**Your instructions**:
Take from the material every line containing the string "使用しています" and copy it.

--- Records for this task Enclosed Below ---

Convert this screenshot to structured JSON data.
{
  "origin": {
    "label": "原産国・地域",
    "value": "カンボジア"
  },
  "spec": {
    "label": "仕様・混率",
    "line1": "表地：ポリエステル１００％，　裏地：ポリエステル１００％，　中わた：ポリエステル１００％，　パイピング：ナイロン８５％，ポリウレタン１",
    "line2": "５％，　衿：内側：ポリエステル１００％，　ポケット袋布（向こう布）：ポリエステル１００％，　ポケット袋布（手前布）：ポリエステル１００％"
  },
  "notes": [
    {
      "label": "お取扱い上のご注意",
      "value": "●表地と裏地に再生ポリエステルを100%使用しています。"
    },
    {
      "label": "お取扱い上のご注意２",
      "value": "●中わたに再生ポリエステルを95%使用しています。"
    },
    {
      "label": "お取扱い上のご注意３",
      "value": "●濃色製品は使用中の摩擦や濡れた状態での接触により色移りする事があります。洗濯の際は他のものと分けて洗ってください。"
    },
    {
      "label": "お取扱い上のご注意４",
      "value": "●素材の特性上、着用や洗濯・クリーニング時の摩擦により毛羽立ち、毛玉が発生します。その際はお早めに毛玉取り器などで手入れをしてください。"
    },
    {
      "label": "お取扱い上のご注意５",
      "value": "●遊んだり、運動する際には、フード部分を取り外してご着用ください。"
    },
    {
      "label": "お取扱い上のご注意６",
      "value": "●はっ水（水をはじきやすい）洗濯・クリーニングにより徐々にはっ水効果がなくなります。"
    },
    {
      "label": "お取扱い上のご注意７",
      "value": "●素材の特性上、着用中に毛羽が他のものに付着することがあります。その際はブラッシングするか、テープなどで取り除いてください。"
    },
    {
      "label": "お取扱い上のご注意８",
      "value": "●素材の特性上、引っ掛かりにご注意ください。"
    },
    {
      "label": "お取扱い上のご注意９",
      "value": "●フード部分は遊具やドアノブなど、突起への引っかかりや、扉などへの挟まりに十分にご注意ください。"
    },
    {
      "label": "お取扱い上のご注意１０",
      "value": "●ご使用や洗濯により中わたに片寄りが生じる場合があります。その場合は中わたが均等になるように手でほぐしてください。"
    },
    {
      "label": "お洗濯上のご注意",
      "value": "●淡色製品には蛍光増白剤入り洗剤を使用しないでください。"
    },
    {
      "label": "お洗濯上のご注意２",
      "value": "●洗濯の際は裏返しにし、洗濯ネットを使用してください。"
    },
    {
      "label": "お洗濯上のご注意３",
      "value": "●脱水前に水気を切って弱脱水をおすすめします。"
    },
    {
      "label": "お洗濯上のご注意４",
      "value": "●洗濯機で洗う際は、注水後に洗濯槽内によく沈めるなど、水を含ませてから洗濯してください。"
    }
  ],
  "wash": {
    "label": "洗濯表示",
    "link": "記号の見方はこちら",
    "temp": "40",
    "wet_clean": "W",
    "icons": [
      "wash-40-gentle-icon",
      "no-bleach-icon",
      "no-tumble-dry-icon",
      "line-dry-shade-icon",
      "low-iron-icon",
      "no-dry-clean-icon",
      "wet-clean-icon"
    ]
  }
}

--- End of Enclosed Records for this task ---

**Solution to this problem**:
      "value": "●表地と裏地に再生ポリエステルを100%使用しています。"
      "value": "●中わたに再生ポリエステルを95%使用しています。"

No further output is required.